If you’re hankering for a little peace and fresh air after a long day in the bookfair, try a walk to the Olympic Sculpture Park. A project of the Seattle Art Museum, the park sits on a former industrial site reclaimed by the city as an environmentally conscious greenspace where locals can enjoy works of art by greats like Calder and McMakin in a beautiful natural setting. We’re particularly fond of walking inside Tony Smith’s massive Stinger.
If it’s too rainy for those of you not inured to the Northwest weather, you can take your appreciation of art indoors to the Seattle Art Museum or head uphill to the Frye Art Museum or the Seattle Asian Art Museum.
To many, Seattle is synonymous with the music scene. If you want to see where Nirvana, Pearl Jam, and Mudhoney all got their start, walk on over to the famous Crocodile Café in Belltown. Other can’t-be-missed staples of the local music scene distance include nearby Chop Suey and The Triple Door.
You may be tempted to skip over Seattle’s bookstore scene since you’ll already be inundated with bookish offerings at the conference itself, but it would be a mistake to miss Seattle’s Elliott Bay Book Company, especially if you’re in the market for signed editions and carefully selected staff recommendations. Speaking of staff, Elliott Bay has some of the nicest employees in town. It’s worth popping in just to meet the book-loving folks who work here.
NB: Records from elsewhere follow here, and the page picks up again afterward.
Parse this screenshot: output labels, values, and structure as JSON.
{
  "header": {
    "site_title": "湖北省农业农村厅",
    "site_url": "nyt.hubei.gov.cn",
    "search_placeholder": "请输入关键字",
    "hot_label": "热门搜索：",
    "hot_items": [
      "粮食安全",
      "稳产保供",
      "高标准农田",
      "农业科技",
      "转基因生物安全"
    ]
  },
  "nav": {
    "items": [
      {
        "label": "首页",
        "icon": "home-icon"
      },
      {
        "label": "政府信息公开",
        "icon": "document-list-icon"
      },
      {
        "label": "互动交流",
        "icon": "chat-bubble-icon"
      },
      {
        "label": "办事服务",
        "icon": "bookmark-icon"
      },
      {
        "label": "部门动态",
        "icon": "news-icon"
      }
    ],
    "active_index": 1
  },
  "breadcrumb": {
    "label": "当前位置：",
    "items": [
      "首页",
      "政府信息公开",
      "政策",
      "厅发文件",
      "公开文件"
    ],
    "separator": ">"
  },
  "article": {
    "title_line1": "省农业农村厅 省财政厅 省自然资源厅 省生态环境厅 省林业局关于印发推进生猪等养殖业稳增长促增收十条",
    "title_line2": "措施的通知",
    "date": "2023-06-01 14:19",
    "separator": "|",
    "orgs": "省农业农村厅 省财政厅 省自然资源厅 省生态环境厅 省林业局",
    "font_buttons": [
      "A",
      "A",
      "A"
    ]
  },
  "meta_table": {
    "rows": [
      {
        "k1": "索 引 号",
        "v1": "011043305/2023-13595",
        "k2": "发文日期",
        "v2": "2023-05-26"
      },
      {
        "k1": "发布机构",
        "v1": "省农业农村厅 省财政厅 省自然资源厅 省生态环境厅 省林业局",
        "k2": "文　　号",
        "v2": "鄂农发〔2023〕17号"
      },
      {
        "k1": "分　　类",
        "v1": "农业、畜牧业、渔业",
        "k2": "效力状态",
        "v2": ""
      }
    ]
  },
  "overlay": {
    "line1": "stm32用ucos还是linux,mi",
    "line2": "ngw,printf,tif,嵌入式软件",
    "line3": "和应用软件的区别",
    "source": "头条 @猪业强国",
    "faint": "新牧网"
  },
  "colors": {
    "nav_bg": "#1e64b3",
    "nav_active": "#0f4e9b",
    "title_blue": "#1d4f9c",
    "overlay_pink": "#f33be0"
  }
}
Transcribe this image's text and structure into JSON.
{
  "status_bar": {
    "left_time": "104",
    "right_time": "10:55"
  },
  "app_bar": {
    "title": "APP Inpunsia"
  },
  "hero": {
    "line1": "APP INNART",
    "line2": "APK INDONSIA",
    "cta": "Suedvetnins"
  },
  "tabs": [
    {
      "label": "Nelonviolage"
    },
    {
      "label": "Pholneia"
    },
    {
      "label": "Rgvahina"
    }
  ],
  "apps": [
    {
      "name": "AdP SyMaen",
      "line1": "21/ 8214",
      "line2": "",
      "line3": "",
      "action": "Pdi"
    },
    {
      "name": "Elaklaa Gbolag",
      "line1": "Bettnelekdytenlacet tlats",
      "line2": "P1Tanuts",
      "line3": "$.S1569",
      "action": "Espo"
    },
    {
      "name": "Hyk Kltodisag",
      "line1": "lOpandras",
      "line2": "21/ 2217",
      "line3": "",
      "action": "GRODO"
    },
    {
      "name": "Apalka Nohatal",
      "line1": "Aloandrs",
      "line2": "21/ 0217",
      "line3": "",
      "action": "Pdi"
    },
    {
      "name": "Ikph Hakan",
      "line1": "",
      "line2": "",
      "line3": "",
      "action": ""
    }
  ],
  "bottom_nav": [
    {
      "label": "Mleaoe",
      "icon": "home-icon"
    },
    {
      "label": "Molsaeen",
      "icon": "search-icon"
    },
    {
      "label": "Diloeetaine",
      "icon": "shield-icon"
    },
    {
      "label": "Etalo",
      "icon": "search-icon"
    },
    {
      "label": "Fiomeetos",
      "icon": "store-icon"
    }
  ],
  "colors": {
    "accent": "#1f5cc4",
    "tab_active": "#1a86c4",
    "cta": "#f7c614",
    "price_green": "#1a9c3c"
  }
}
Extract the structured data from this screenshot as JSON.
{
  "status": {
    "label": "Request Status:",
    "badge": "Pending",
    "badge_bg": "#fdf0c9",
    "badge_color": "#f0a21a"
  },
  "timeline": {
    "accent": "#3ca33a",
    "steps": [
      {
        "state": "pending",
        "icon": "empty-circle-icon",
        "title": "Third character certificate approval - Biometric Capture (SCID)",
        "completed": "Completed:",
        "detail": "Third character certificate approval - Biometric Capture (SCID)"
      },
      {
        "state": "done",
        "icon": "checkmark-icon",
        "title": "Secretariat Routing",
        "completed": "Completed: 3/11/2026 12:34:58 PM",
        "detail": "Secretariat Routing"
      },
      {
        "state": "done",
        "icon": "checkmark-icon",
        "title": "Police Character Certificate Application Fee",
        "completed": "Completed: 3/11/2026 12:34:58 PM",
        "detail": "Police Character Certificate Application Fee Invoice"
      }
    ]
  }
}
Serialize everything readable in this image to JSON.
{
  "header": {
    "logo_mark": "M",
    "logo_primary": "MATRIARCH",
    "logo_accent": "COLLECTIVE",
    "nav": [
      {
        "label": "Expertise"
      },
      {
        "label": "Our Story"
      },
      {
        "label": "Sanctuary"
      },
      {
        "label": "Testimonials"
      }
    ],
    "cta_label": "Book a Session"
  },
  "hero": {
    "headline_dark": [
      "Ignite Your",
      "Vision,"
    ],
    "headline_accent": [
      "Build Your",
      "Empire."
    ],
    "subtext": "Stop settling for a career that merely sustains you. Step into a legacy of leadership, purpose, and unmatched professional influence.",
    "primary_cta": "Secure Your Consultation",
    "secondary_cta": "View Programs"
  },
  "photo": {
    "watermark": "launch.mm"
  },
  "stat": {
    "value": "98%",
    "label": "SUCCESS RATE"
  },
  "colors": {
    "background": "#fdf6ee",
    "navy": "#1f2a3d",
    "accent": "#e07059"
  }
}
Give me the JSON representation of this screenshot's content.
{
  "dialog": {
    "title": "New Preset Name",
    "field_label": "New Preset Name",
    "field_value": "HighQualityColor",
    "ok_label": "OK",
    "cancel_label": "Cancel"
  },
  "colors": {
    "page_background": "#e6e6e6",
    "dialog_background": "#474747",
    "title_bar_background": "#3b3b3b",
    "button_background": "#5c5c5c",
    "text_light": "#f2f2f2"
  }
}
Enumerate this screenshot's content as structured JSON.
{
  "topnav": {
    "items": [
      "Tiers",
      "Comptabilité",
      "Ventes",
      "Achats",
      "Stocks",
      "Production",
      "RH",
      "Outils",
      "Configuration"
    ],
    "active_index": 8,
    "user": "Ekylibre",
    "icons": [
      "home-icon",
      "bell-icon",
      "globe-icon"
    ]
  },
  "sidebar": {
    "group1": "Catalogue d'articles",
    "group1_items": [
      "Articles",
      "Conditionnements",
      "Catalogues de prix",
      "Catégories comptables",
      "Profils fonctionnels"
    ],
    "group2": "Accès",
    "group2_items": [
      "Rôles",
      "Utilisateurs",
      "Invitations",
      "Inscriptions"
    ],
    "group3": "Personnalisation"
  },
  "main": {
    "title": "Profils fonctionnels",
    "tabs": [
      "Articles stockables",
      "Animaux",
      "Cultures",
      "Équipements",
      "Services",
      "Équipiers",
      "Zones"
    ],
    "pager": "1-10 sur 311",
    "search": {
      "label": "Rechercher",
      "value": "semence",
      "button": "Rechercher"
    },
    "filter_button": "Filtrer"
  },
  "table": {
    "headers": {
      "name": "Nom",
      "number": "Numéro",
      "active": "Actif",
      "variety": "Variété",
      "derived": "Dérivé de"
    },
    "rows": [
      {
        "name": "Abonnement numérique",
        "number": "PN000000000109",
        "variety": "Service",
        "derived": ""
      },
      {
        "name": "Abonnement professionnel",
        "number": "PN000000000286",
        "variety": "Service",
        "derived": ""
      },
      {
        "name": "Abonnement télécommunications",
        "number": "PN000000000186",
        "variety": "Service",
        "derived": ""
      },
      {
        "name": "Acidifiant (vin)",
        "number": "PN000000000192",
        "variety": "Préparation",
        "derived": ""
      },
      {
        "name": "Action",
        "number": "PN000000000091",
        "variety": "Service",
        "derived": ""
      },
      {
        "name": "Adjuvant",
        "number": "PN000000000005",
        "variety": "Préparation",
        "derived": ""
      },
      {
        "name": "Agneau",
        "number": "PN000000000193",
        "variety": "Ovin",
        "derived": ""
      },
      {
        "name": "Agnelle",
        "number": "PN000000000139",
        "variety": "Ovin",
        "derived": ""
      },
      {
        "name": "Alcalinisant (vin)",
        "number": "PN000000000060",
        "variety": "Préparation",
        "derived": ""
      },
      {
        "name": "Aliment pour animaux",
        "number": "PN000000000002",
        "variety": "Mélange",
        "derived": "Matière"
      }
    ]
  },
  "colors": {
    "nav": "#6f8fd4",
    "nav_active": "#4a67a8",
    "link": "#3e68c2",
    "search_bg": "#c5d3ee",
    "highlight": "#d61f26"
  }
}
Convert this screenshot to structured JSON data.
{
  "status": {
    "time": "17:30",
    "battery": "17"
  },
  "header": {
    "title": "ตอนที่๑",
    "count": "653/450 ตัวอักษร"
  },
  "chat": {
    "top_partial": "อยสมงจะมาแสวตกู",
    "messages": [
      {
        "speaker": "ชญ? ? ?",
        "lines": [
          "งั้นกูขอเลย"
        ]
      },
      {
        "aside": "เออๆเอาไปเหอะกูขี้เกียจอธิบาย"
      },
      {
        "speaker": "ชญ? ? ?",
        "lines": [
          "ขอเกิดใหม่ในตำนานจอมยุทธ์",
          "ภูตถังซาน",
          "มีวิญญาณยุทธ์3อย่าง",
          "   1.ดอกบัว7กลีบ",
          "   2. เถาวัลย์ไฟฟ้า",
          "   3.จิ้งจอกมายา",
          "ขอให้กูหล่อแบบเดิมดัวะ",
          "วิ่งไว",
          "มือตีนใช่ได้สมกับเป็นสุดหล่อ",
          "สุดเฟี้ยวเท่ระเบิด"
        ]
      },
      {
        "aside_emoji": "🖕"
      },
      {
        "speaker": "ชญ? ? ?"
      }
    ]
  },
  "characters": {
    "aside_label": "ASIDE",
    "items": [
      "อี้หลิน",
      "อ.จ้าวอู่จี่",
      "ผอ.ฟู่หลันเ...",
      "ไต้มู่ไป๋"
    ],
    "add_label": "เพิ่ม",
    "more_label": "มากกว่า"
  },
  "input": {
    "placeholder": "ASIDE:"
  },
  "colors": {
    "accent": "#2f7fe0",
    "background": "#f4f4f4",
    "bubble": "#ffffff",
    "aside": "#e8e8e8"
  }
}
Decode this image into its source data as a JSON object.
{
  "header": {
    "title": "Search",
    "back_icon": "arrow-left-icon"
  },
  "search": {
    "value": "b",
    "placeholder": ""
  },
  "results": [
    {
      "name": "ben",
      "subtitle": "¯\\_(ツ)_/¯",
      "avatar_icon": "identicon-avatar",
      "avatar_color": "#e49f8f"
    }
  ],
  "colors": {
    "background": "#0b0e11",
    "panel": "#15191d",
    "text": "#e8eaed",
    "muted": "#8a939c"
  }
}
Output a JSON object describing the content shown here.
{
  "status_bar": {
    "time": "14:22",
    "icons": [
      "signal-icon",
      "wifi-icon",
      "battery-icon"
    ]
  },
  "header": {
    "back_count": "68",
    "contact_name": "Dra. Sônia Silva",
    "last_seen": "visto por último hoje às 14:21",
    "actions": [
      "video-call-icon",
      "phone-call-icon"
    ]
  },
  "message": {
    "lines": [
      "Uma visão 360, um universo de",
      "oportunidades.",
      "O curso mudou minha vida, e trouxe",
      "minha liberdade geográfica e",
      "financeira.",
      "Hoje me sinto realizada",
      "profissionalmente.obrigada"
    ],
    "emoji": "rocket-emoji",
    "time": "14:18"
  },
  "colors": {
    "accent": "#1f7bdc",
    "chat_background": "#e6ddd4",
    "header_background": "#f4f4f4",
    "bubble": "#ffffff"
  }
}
Finally, Open Books, one of the world’s few poetry-only bookshops, is the only venue on TLR’s list of must-sees that may require a cab ride. We think you’ll agree that it’s worth making your way north to this Seattle poetry enclave owned by the poet Christine Deavel with John W. Marshall. Bags too heavy with all your poetry purchases from the bookfair? Open Books has you covered: if you spend $25 or more, they’ll ship your books to your home for free.